Prescribers’ confusion about the two available packages and the number of tablets per regimen
The new moderate renal impairment dose packaging may not be stocked in certain pharmacies
Mix-ups between look-alike cartons of the standard and moderate renal impairment doses
The reduced-dose blister package and carton fail to note it is for patients with moderate renal impairment
Confusion when referring to the tablets by their color or the blister package colors
Tablet colors are not visible in the blister packages
Error-prone and inconsistent format of displaying Paxlovid in electronic health records (EHRs)
For example, the nirmatrelvir dose was listed as “150 mg, two tablets” rather than “300 mg,” which may lead to administration of only 1 tablet of nirmatrelvir
Confusing blister pack instructions for patients
Safe Practice Recommendations: To prevent dosing errors with Paxlovid, consider the following recommendations:
Increase awareness. Educate practitioners about the availability of the reduced-dose blister package for patients with moderate renal impairment. Remind practitioners to avoid prescribing and dispensing Paxlovid for patients with severe renal impairment.
Check EHR and prescribing system configuration. Check your EHR or prescribing system to see how the dose and tablet strength fields are displayed, and make the required alterations to ensure it is intuitive for the prescriber to select 2 of the 150 mg nirmatrelvir tablets to make up a 300 mg dose. On drop-down menus, it is safest to list the strength of Paxlovid as a 300 mg and 100 mg dose pack, or, for moderate renal impairment, a 150 mg and 100 mg dose pack (as stated on the cartons).
Clinical decision support. If possible, provide dose guidance for Paxlovid in prescribing systems, such as providing an order sentence with the required reduced dosing for patients with moderate renal impairment.
Check and confirm renal function. Confirm the patient’s renal function before prescribing or dispensing Paxlovid. (See the FDA Paxlovid Patient Eligibility Screening Checklist Tool for Prescribers to support clinical decision making and to screen for significant drug interactions.) If possible, prescribers should document on prescriptions the patient’s most recent eGFR and date. Pharmacists without access to the patient’s medical record will need to contact the prescriber if this information is not included.
Avoid communicating the dose by tablet or blister color. Do not refer to the tablets as pink (nirmatrelvir) and white (ritonavir), or by any other colors, or by the color of the blister package, as this can cause the patient to misunderstand which medications to take.
Educate patients. Mark Paxlovid prescriptions for mandatory patient education, and explore ways to use technology to prompt mandatory patient education when the prescription is picked up. Show patients how the medication is labeled on the blister pack, and teach them about the two different medications that they will be taking twice a day. Encourage them to remove each tablet just prior to taking the dose and not ahead of time (e.g., transferring them to a medication box). Use the teach-back method, making sure that patients can demonstrate how they will take the morning and evening doses. Also provide patients with the Fact Sheet for Patients, Parents, and Caregivers.
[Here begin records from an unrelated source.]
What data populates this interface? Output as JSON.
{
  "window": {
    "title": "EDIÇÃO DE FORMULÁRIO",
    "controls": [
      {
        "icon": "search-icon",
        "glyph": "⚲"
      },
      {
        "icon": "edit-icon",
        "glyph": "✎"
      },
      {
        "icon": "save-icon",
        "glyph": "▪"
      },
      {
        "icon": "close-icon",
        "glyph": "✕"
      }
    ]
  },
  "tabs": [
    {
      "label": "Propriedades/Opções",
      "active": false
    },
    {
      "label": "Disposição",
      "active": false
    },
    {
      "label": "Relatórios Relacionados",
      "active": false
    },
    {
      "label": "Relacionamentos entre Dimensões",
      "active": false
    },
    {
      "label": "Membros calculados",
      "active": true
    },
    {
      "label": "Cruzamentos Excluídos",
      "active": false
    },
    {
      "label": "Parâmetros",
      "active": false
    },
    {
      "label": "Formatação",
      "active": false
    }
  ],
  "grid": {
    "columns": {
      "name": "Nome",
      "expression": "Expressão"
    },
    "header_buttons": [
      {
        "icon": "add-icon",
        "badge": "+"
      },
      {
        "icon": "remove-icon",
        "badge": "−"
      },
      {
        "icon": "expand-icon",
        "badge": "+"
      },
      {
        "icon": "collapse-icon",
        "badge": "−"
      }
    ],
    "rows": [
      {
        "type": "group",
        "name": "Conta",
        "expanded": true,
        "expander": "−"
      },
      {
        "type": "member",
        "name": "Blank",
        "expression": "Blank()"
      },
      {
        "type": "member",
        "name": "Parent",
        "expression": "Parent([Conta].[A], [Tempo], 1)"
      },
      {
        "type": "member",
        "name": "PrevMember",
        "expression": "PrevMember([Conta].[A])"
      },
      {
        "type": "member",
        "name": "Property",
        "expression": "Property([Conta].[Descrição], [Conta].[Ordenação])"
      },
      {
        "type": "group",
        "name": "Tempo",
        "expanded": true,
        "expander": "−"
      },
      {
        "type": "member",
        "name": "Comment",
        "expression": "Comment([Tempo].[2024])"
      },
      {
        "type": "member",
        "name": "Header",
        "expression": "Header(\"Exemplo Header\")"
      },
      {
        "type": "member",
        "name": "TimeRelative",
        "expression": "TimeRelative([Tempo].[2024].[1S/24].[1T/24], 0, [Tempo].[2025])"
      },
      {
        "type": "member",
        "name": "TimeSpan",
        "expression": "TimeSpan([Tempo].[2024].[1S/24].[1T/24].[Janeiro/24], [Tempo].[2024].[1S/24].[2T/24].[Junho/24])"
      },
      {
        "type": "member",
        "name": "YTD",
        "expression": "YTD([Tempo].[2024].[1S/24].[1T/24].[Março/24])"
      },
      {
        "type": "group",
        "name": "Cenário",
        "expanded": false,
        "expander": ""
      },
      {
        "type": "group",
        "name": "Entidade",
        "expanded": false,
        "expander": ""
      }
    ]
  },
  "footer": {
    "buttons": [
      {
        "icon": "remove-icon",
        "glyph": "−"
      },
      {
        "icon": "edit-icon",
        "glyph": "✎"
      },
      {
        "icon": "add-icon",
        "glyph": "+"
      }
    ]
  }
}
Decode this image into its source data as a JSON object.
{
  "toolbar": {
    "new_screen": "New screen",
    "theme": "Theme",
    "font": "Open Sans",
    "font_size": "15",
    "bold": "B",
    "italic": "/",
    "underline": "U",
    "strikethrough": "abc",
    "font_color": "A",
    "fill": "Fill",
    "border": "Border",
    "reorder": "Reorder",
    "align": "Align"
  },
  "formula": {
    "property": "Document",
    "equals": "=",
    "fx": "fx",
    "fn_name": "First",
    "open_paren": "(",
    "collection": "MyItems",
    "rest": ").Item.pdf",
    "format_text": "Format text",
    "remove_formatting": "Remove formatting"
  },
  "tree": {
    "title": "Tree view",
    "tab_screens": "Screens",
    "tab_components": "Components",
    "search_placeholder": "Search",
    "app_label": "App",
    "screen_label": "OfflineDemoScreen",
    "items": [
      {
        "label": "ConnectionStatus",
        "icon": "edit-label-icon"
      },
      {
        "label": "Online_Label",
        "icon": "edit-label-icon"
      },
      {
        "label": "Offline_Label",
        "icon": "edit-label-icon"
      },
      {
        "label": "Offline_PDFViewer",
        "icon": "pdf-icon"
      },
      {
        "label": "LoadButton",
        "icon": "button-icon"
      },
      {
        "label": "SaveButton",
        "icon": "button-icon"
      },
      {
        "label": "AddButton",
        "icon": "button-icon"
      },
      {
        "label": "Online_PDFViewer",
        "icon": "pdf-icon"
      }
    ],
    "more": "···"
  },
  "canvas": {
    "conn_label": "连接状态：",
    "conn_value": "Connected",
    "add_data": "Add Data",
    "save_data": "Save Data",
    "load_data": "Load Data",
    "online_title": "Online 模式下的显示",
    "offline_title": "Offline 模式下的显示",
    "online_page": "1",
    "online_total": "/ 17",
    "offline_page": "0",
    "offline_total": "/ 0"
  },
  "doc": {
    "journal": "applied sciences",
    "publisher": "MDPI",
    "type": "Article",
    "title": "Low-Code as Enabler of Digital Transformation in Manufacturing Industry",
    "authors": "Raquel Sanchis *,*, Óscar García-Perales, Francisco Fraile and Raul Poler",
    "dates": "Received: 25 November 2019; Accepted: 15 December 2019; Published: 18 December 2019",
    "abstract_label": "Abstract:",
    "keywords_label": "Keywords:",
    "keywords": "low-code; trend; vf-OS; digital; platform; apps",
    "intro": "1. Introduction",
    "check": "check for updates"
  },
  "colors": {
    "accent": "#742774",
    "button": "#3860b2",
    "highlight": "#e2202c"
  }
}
Recommendations for the manufacturer. To differentiate the two packages, Pfizer should consider adding a banner on the renal dosing cartons to specify that this package configuration is for patients with moderate renal impairment. Also, Pfizer should provide patient education tools, such as laminated cards, for each package type.
Institute for Safe Medication Practices (ISMP). Numerous wrong dose errors with Paxlovid. ISMP Medication Safety Alert! Acute Care. 2022;27(13):1-3.